High: 40° FThe New York Times ran a wonderful article today about recent research on the spotted hyena (Crocuta crocuta). Much maligned for their wily scavenging and pernicious nature, spotted hyenas are now believed to be remarkably sophisticated in their sociability, too. In fact, Dr. Kay E. Holekamp, the Michigan State University professor who ran the recent study, claims that hyenas are akin to primates when it comes to recognizing different members of a clan, maintaining social networks, and responding to nonverbal cues. They also have a surprising large frontal cortex.
Low: 21° F
Conditions: Winter weather advisory. Snow and freezing rain. Nearly an inch of ice is expected.
Normally, this information would captivate me and the caninaturalist. We have an uneasy interest in hyenas: although they look remarkably dog-like, hyenas are actually more closely related to cats (both belong to the suborder Feliformia). I find this fact intriguing; the caninaturalist finds it somewhat appalling.
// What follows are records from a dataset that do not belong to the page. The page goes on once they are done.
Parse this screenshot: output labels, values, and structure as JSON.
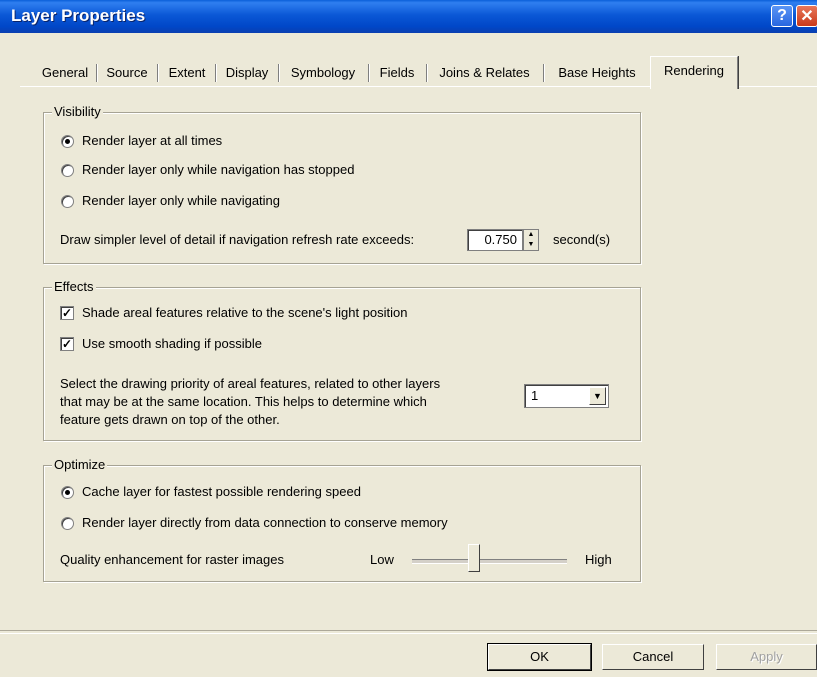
{
  "window": {
    "title": "Layer Properties",
    "help_label": "?",
    "close_label": "✕"
  },
  "tabs": [
    "General",
    "Source",
    "Extent",
    "Display",
    "Symbology",
    "Fields",
    "Joins & Relates",
    "Base Heights",
    "Rendering"
  ],
  "active_tab": "Rendering",
  "visibility": {
    "legend": "Visibility",
    "options": [
      {
        "label": "Render layer at all times",
        "checked": true
      },
      {
        "label": "Render layer only while navigation has stopped",
        "checked": false
      },
      {
        "label": "Render layer only while navigating",
        "checked": false
      }
    ],
    "refresh_label": "Draw simpler level of detail if navigation refresh rate exceeds:",
    "refresh_value": "0.750",
    "refresh_unit": "second(s)"
  },
  "effects": {
    "legend": "Effects",
    "checks": [
      {
        "label": "Shade areal features relative to the scene's light position",
        "checked": true
      },
      {
        "label": "Use smooth shading if possible",
        "checked": true
      }
    ],
    "priority_lines": [
      "Select the drawing priority of areal features, related to other layers",
      "that may be at the same location.  This helps to determine which",
      "feature gets drawn on top of the other."
    ],
    "priority_value": "1"
  },
  "optimize": {
    "legend": "Optimize",
    "options": [
      {
        "label": "Cache layer for fastest possible rendering speed",
        "checked": true
      },
      {
        "label": "Render layer directly from data connection to conserve memory",
        "checked": false
      }
    ],
    "quality_label": "Quality enhancement for raster images",
    "low_label": "Low",
    "high_label": "High",
    "slider_level": 0.4
  },
  "buttons": {
    "ok": "OK",
    "cancel": "Cancel",
    "apply": "Apply"
  }
}
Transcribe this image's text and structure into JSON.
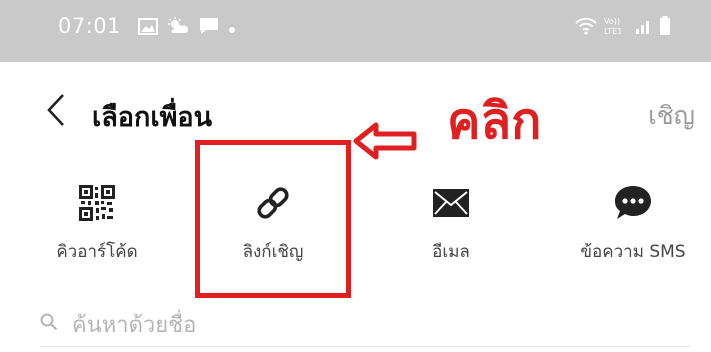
{
  "status_bar": {
    "time": "07:01",
    "left_icons": [
      "gallery-icon",
      "weather-icon",
      "message-icon",
      "dot-icon"
    ],
    "right_icons": [
      "wifi-icon",
      "volte-icon",
      "signal-icon",
      "battery-icon"
    ],
    "volte_text": "Vo)) LTE1",
    "background": "#c9c9c9"
  },
  "header": {
    "back_icon": "chevron-left-icon",
    "title": "เลือกเพื่อน",
    "invite_label": "เชิญ"
  },
  "annotation": {
    "label": "คลิก",
    "color": "#e02020"
  },
  "options": [
    {
      "icon": "qr-code-icon",
      "label": "คิวอาร์โค้ด"
    },
    {
      "icon": "link-icon",
      "label": "ลิงก์เชิญ"
    },
    {
      "icon": "email-icon",
      "label": "อีเมล"
    },
    {
      "icon": "sms-icon",
      "label": "ข้อความ SMS"
    }
  ],
  "search": {
    "icon": "search-icon",
    "placeholder": "ค้นหาด้วยชื่อ"
  }
}
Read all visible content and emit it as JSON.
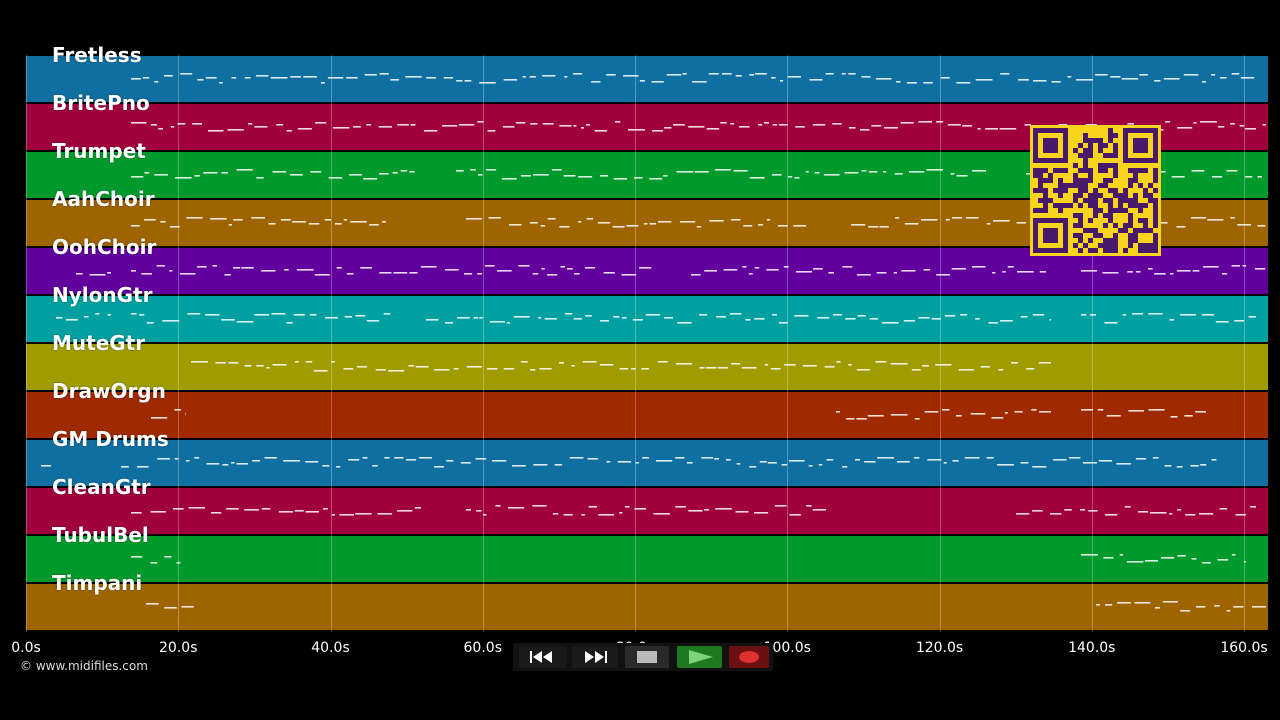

But she is intrigued by their unruly behavior: females cross-dress to look like males (and even present large pseudo-male reproductive organs, which makes identifying the two sexes difficult). Spotted hyenas are also notoriously covetous of other animals’ possessions, and they’re not opposed to sneaking around and stealing food from much larger animals. In short, they’re kind of an amalgamation of all the most mischievous quadruped behaviors regularly seen in my house. The idea that they are also some of the most socially complex animals? Fascinating. Or at least it would be most days.
But not this week. This week, Ari has other things on her mind. Ever since we were tracked by a large bobcat (you can read the post here), Ari has been viewing the world through a very different lens: the lens of a prey animal. And I have to admit, it’s jaded her.
Normally a huge fan, she now views our neighbors Charlie Horse and Lily with decided suspicion.
The local goats have become too dangerous to consider.
Even Mesquite, Ari’s favorite walking buddy, gets a stern once-over from the caninaturalist.
I’d like to believe Ari is just being unusually paranoid. And, in truth, that’s exactly what I did think for quite a while. But then our good friend Brent sent us the following picture, taken in Van Buren, Maine—not far from the New Brunswick border.
Canada Lynx (Lynx canadensis)! And not just lynx, but lynx hanging out in groups. Like dogs!
Forget about hyenas, this is serious--especially if they figure out how to track snow-loving dogs. We’d like to think of ourselves as two of Canada’s biggest supporters. But if this is what our great northern neighbor is importing, I fear they’ve lost one four-legged fan.